Rod Hamilton has been an avid fly fisher for over forty years chasing salmon, trout and steelhead from his home base in British Columbia, Canada during the summer and flats species in the tropics during the winter. Through his recently published book Do It Yourself Bonefishing and blog www.diybonefishing.com he shares his passion for catching bonefish on the fly with like-minded fishermen from around the world. In addition to the book and his online outlets he writes for a variety of magazines and is currently working on his next book, Bonefishing: Off The Beaten Flat.
Rod will be sending Dispatches from the Flats as he fishes his way across some of the best bonefishing flats in the world. His dispatches will be updated to the Winter Issue of OTFM. Stay tuned.
Of course if you measure success by “how many fish are caught” the game is heavily tilted in favor of a guide. There’s just no comparison between fishing with a veteran of the flats and bumbling along on your own. The guide is going to take you places you can only dream of reaching on foot. He knows where to be on each tide, what fly has been working and can spot a “dime” three feet underwater at seventy feet. So for most fishermen using a guide is the most practical use of what may be a limited amount of time on the water. Though the fish numbers may be lower, wading a flat or walking a creek system on your own has unique rewards. The angler becomes part of and is immersed in the fish's habitat. Not standing above the water but standing in it. Not being told what to do, but simply doing the best you can. Not drifting three feet over the crabs, shrimp and starfish but bending down to pick them up. Touching, hearing and feeling the bonefishes world. Beginning to understand how it all fits together and symbiotically attaching your senses to that of the fish. So you only caught four fish, who cares. Since I am not strictly a Do It Yourself fisherman, DIY has come to stand for Design It Yourself. In other words designing fishing adventures that best fit my personality, budget, skill and expectations. This year's travel encompasses a wide range of destinations and experiences, ranging from full service lodges to a “bonefish camping trip”. I’ll be in flats boats, trawlers, pangas, kayaks and stand up paddle boards. Some nights I’ll go to bed happy after being pampered at the lodge, some nights I will fall into bed dead tired after walking six miles on my own in knee deep water. Half the fun is designing the trips. The other half is living them. As I tie my last fly (Greg’s Flats Fly ) and finish packing for this years tropical destinations I eagerly look forward to the new places and people I will meet. No preconceived notions as I set out. I expect I will catch some bonefish, get my fair shot at permit and maybe tangle with a tarpon or two. When I get back home in the spring I guarantee that the good stories will all revolve around the people I fished with. Their pictures may be with a fish, but might be with a margarita. Their expression may tell the story of the “one that got away” or of the one that didn’t. But, rest assured, every face will display the tranquility that comes with knowing they are in paradise.
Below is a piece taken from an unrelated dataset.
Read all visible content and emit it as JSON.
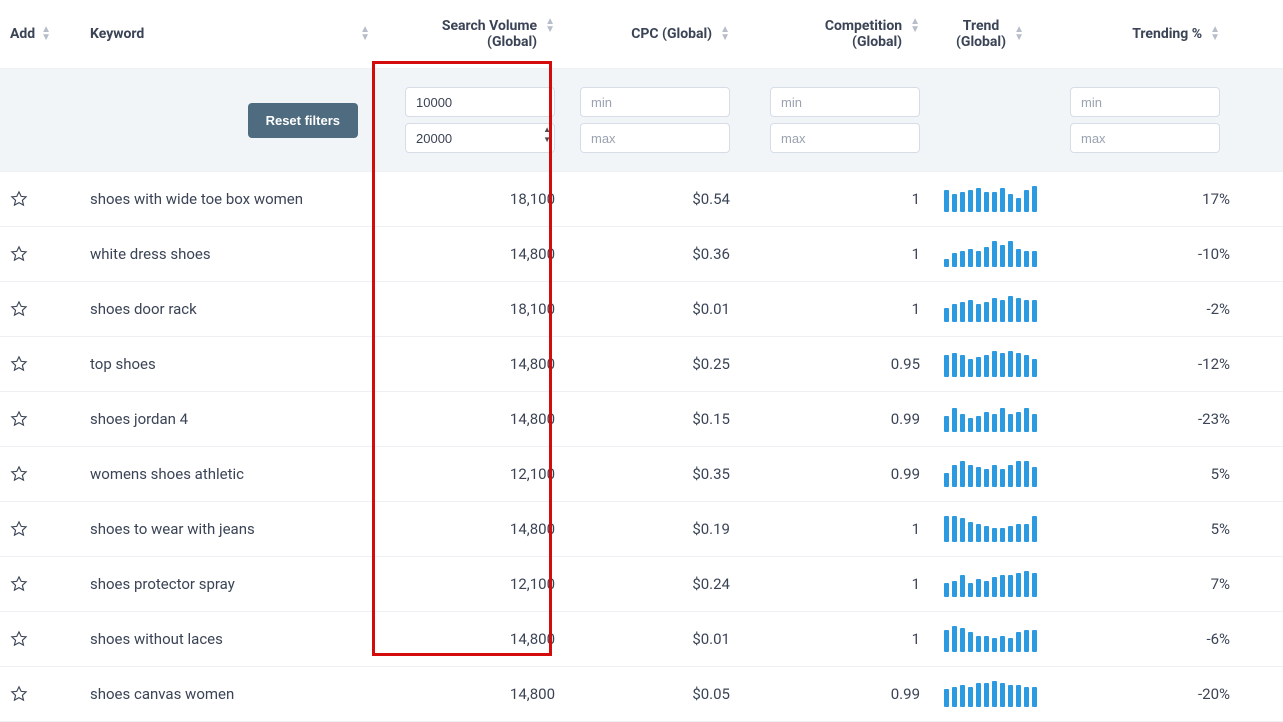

I started bonefishing twenty years ago. Like most of us, I hired a quality guide in the Keys and was thrilled to be getting my first shot at fish seen only in magazines. The guide picked me up at the hotel in Key West and on the way to the boat ramp I proceeded to regale him with my skills and conquests with a fly rod. As I stood on the front deck of his boat, my bravado began to evaporate as I blew shot after shot at what I could only assume were bonefish, since I couldn’t see them. The emotional rollercoaster was the equivalent of being shot down by the cheerleader at a seventh grade dance. First embarrassment, followed by frustration, anger and finally resignation. At the end of two days I had caught exactly “zero” fish.
My previous twenty years casting to trout, steelhead and salmon in the Pacific Northwest had ill equipped me for the challenges of catching a Florida Keys bonefish. All of my flaws were exposed. I couldn't see squat and my finely honed casting stroke was worthless when throwing a line seventy feet into a hurricane (read normal tropical breeze). Though I didn’t land a fish, I was hooked. There was plenty I needed to work on, but that first trip introduced me to a world I have come to love. Life has been good to me and I am fortunate now to be able to spend four months a year fishing the flats. I don't seek or value one approach over another. I spend two to three weeks each winter at lodges and fish with independent guides an equal number of days. Even with the occasional day off that still leaves me more than sixty days to fish. Those are the days I explore on my own or with buddies. To me, wanting to fish without a guide from time to time is a natural progression. After spending lots of time in the company of professionals, at some point it's interesting to see if you have learned anything. There is just something different about catching a fish by yourself, relying on your own skills rather that those of someone else. Being successful requires knowledge of tides, bonefish habitat and movement, the ability to spot fish, a good strip strike and finally landing the fish. There is a great feeling of accomplishment that goes with capturing a bone on your own. Not being able to take a picture because you are by yourself might be the greatest picture of all.
Sunset on the flats. photo by Rod Hamilton
by Rod Hamilton